#### [Work item]
Nothing but an exact reproduction of the records, pictures excluded, should be returned.

#### [Data extract]
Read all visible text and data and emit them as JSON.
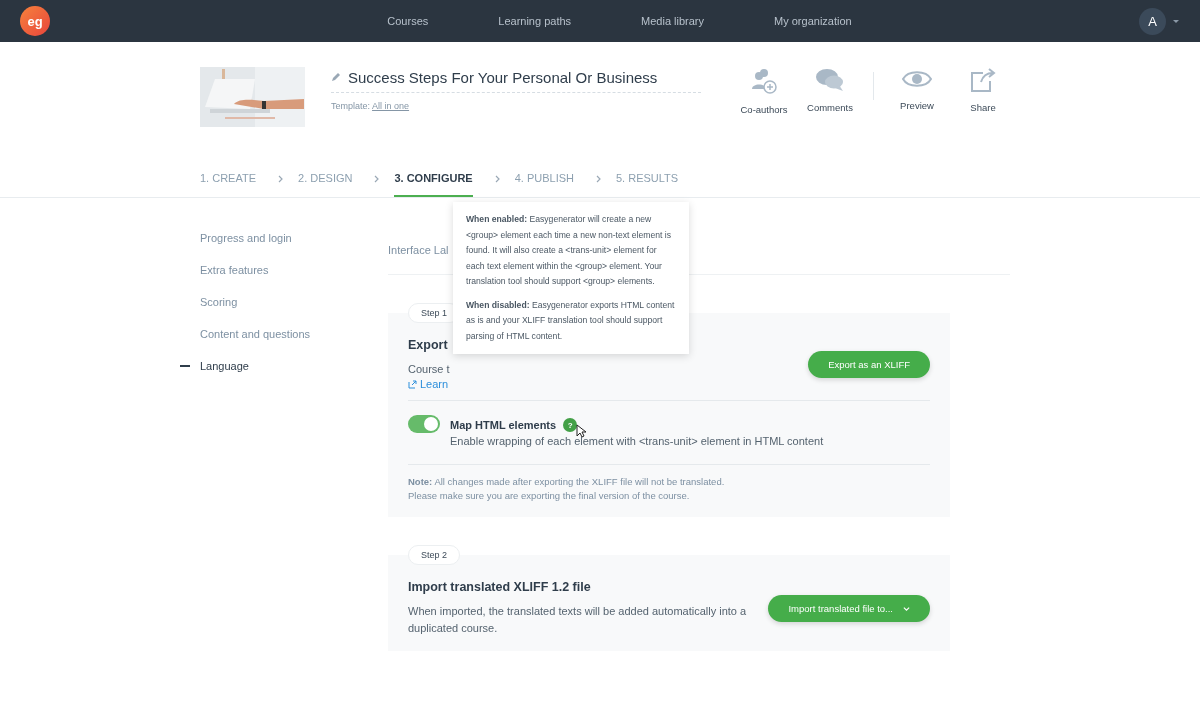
{
  "nav": {
    "logo": "eg",
    "links": [
      "Courses",
      "Learning paths",
      "Media library",
      "My organization"
    ],
    "avatar": "A"
  },
  "course": {
    "title": "Success Steps For Your Personal Or Business",
    "template_label": "Template:",
    "template": "All in one"
  },
  "actions": [
    {
      "kind": "coauthors",
      "label": "Co-authors"
    },
    {
      "kind": "comments",
      "label": "Comments"
    },
    {
      "kind": "preview",
      "label": "Preview"
    },
    {
      "kind": "share",
      "label": "Share"
    }
  ],
  "steps": [
    {
      "label": "1. CREATE",
      "selected": false
    },
    {
      "label": "2. DESIGN",
      "selected": false
    },
    {
      "label": "3. CONFIGURE",
      "selected": true
    },
    {
      "label": "4. PUBLISH",
      "selected": false
    },
    {
      "label": "5. RESULTS",
      "selected": false
    }
  ],
  "sidebar": [
    {
      "label": "Progress and login",
      "selected": false
    },
    {
      "label": "Extra features",
      "selected": false
    },
    {
      "label": "Scoring",
      "selected": false
    },
    {
      "label": "Content and questions",
      "selected": false
    },
    {
      "label": "Language",
      "selected": true
    }
  ],
  "subtabs": [
    "Interface Lal"
  ],
  "step1": {
    "badge": "Step 1",
    "title": "Export",
    "text": "Course t",
    "link": "Learn",
    "button": "Export as an XLIFF",
    "option": {
      "label": "Map HTML elements",
      "on": true,
      "help": "?",
      "description": "Enable wrapping of each element with <trans-unit> element in HTML content"
    },
    "note": [
      "**Note:** All changes made after exporting the XLIFF file will not be translated.",
      "Please make sure you are exporting the final version of the course."
    ]
  },
  "tooltip": [
    "**When enabled:** Easygenerator will create a new <group> element each time a new non-text element is found. It will also create a <trans-unit> element for each text element within the <group> element. Your translation tool should support <group> elements.",
    "**When disabled:** Easygenerator exports HTML content as is and your XLIFF translation tool should support parsing of HTML content."
  ],
  "step2": {
    "badge": "Step 2",
    "title": "Import translated XLIFF 1.2 file",
    "text": "When imported, the translated texts will be added automatically into a duplicated course.",
    "button": "Import translated file to..."
  }
}
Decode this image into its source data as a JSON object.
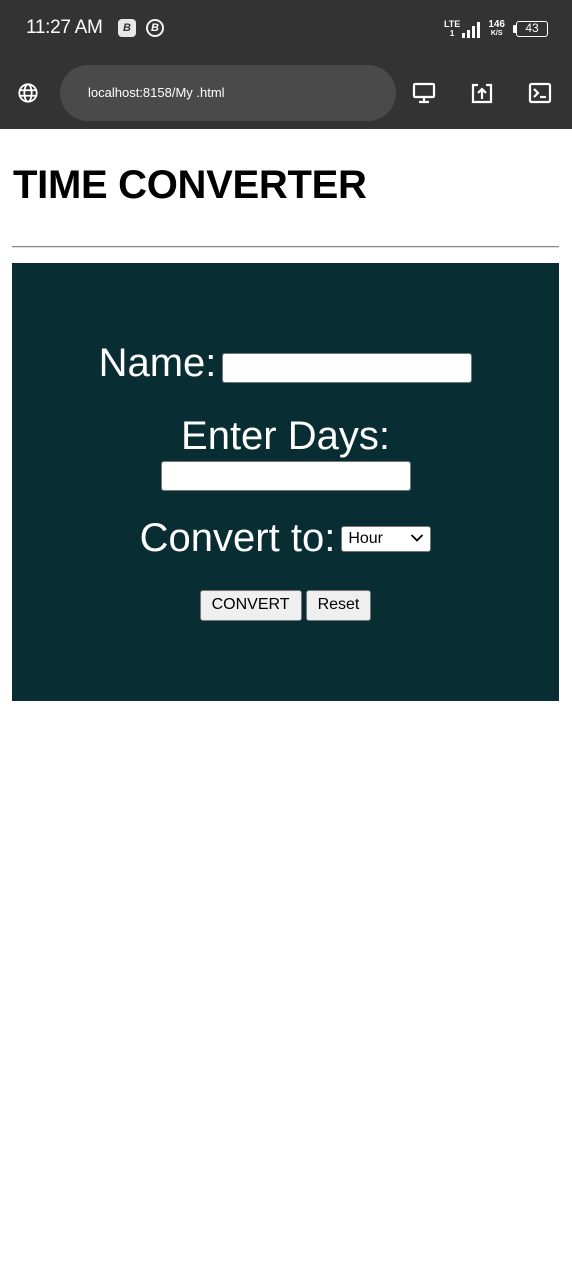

#### [Task answer]
Read all visible text and data and emit them as JSON.
{
  "nav": {
    "logo": "eg",
    "links": [
      "Courses",
      "Learning paths",
      "Media library",
      "My organization"
    ],
    "avatar": "A"
  },
  "course": {
    "title": "Success Steps For Your Personal Or Business",
    "template_label": "Template:",
    "template": "All in one"
  },
  "actions": [
    {
      "kind": "coauthors",
      "label": "Co-authors"
    },
    {
      "kind": "comments",
      "label": "Comments"
    },
    {
      "kind": "preview",
      "label": "Preview"
    },
    {
      "kind": "share",
      "label": "Share"
    }
  ],
  "steps": [
    {
      "label": "1. CREATE",
      "selected": false
    },
    {
      "label": "2. DESIGN",
      "selected": false
    },
    {
      "label": "3. CONFIGURE",
      "selected": true
    },
    {
      "label": "4. PUBLISH",
      "selected": false
    },
    {
      "label": "5. RESULTS",
      "selected": false
    }
  ],
  "sidebar": [
    {
      "label": "Progress and login",
      "selected": false
    },
    {
      "label": "Extra features",
      "selected": false
    },
    {
      "label": "Scoring",
      "selected": false
    },
    {
      "label": "Content and questions",
      "selected": false
    },
    {
      "label": "Language",
      "selected": true
    }
  ],
  "subtabs": [
    "Interface Lal"
  ],
  "step1": {
    "badge": "Step 1",
    "title": "Export",
    "text": "Course t",
    "link": "Learn",
    "button": "Export as an XLIFF",
    "option": {
      "label": "Map HTML elements",
      "on": true,
      "help": "?",
      "description": "Enable wrapping of each element with <trans-unit> element in HTML content"
    },
    "note": [
      "**Note:** All changes made after exporting the XLIFF file will not be translated.",
      "Please make sure you are exporting the final version of the course."
    ]
  },
  "tooltip": [
    "**When enabled:** Easygenerator will create a new <group> element each time a new non-text element is found. It will also create a <trans-unit> element for each text element within the <group> element. Your translation tool should support <group> elements.",
    "**When disabled:** Easygenerator exports HTML content as is and your XLIFF translation tool should support parsing of HTML content."
  ],
  "step2": {
    "badge": "Step 2",
    "title": "Import translated XLIFF 1.2 file",
    "text": "When imported, the translated texts will be added automatically into a duplicated course.",
    "button": "Import translated file to..."
  }
}
Decode this image into its source data as a JSON object.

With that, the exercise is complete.